Listening To A City: Explaining Breathtaking Decay In Havana

Miguel Coyula pointed at an open door in the middle of Old Havana. The mahogany door was ornate, the concrete facade had lost most of its paint.

“That’s marble,” Coyula said pointing to the treads of the staircase. “They are the remnants of something that was very glorious.”

We were taking a walk with Coyula, an architect and urban planner, through Obispo Street, which he called the spine of Old Havana. There the colonial buildings crowd narrow streets. It’s vibrant and filled with people.

Some buildings are in great shape, but this is an old city, said Coyula, with a housing stock that averages 70 years old. The housing authority, Coyula said, estimates that 10 percent of buildings in Havana are in bad shape, but reality tells a different story.

Most of the buildings along the main avenues are in OK shape, but as soon as you turn off into the residential streets, the decay is breathtaking.

Coyula says there are lots of reasons for the vast degradation of Havana: People don’t have money to fix their homes; the U.S. embargo makes it difficult for the government to step in; the socialist system instituted on the island is too expensive and has created a society used to paternalism.  

We stop next to an old church. It used be where sailors came to be blessed before a long journey. It’s an old building made of stone that has been blackened by time.

“The city is talking,” Coyula says.

He points toward a three-story building on the other side of the church. On the balconies, its residents have hung clothes and an old lady is hunched over the rusted rail, peering at the square. The building is in such bad shape, that it has been condemned, but there are still people living in it.

Coyula points to the apartment in the upper left corner of the building.
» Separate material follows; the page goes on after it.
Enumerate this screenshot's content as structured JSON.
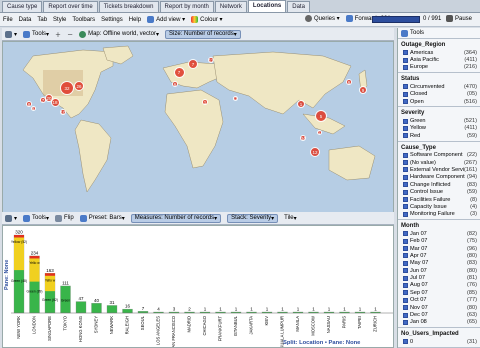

Someone, he said, has taken the time and invested the money — not an insignificant endeavor in Cuba — to paint just the outside wall of their apartment.

“If you tell people in Havana to pay a fee for the maintenance of a building they will say, ‘No, I don’t own the building. I own the apartment,” Coyula said. So all over Havana, you’ll see buildings that look ready to crumble with hopeful splashes of paint.

In other words, at least when it comes to buildings in this socialist country, individualism has outstripped collectivism. And in a city like Havana, where most people live in apartment buildings, that’s a serious problem.

“It’s like baseball,” Coyula said, resorting to the country’s favorite allegory. Like a Texas leaguer, the overall maintenance of buildings in the city has gotten lost somewhere between the government and individual.

— Eyder Peralta 

It’s weird that I don’t hear the people who always hammer on Bernie Sanders for his sometimes shoddy math going after Trump for claiming that he can both balance the budget and pay for a $9.5 trillion dollar tax plan (10-year estimate) by cutting waste, fraud, and abuse. Even if he found other cuts, we’re talking about something in the ballpark of $1 trillion dollars a year. And he wants to pay for it through cutting waste, fraud, and abuse.